Go through the records below line by line. Count the lines with "JSON" and give the count alone.

Data listing ->
*** Block opens ***

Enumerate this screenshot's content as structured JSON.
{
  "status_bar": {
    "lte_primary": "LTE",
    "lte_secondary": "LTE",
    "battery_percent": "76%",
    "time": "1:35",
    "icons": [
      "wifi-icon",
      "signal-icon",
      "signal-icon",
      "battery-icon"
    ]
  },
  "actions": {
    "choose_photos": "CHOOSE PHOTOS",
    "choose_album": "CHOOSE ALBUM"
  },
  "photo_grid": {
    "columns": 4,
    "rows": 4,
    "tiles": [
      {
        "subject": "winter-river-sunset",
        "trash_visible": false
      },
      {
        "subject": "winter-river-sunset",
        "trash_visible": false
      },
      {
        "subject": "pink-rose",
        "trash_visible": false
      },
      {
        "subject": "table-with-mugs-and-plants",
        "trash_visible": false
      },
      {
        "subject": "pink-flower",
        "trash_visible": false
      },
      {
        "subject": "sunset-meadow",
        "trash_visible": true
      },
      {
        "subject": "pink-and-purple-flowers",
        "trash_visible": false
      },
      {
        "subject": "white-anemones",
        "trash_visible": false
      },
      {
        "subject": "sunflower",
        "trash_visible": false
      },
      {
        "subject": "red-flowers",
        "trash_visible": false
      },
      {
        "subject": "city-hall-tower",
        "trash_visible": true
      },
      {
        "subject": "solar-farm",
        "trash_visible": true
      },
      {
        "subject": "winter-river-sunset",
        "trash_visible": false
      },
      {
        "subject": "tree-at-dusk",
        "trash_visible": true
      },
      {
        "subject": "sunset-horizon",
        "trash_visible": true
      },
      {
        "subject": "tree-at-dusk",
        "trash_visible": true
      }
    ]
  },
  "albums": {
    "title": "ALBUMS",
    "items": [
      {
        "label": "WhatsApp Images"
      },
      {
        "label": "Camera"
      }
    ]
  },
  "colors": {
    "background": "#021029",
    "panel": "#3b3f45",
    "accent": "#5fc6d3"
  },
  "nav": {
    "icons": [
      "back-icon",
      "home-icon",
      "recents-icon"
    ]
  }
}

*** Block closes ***
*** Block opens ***

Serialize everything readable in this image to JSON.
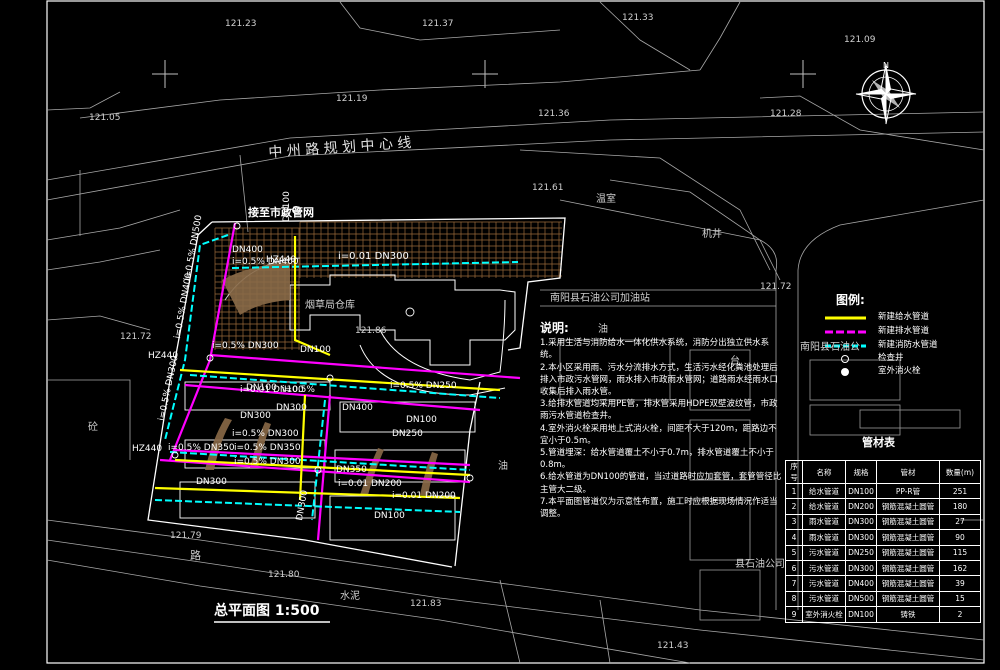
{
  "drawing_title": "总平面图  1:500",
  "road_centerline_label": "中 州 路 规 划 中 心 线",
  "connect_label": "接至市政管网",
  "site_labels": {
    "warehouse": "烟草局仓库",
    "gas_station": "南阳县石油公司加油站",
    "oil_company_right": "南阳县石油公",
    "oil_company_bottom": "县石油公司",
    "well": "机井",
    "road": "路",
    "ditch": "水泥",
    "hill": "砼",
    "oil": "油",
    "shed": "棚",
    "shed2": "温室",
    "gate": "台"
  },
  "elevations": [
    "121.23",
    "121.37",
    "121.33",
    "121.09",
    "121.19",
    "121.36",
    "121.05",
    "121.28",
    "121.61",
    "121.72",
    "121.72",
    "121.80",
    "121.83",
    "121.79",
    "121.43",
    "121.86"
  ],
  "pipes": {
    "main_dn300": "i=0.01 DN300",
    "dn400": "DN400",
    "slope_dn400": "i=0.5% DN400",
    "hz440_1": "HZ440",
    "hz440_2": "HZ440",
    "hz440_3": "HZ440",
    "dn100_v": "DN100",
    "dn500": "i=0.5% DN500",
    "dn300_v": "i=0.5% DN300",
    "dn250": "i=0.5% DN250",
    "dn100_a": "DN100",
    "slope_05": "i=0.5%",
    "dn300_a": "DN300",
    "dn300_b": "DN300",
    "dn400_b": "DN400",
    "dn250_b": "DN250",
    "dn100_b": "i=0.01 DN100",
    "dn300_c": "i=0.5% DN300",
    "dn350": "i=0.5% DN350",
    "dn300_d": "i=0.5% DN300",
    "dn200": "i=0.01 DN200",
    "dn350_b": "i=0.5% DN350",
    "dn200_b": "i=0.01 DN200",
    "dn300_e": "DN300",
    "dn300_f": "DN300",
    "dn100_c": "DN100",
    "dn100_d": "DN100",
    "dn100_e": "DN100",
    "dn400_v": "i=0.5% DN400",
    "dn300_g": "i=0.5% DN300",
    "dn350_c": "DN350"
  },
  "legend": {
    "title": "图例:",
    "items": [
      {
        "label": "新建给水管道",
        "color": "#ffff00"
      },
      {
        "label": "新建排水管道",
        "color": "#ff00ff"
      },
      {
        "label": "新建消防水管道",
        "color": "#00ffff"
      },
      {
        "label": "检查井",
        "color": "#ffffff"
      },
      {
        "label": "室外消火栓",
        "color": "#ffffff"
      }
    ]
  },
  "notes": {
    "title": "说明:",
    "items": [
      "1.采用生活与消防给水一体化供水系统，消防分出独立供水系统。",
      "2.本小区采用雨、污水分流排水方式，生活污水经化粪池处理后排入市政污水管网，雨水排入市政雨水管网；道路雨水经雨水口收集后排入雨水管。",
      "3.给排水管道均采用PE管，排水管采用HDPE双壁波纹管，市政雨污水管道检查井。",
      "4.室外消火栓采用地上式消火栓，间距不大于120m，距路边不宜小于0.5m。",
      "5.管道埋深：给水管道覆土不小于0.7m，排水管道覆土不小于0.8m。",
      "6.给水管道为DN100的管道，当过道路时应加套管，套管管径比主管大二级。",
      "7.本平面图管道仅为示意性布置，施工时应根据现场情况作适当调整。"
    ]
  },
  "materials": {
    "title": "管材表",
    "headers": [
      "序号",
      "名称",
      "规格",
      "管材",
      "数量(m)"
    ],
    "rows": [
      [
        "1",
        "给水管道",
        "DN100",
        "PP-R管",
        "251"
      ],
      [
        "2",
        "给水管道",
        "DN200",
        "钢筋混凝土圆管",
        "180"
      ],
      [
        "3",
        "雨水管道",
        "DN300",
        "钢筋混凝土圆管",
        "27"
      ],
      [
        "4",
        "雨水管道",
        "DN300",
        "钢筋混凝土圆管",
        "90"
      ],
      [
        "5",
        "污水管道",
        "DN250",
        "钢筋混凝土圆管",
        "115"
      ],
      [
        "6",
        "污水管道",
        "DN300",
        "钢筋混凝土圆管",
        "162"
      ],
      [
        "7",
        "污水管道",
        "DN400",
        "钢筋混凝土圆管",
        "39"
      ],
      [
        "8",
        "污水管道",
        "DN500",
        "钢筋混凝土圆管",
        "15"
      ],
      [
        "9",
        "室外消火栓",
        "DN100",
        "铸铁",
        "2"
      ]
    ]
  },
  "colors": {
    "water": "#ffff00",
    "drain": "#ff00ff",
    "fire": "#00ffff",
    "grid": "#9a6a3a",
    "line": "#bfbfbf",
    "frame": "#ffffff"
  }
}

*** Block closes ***

Solution to this task ->
2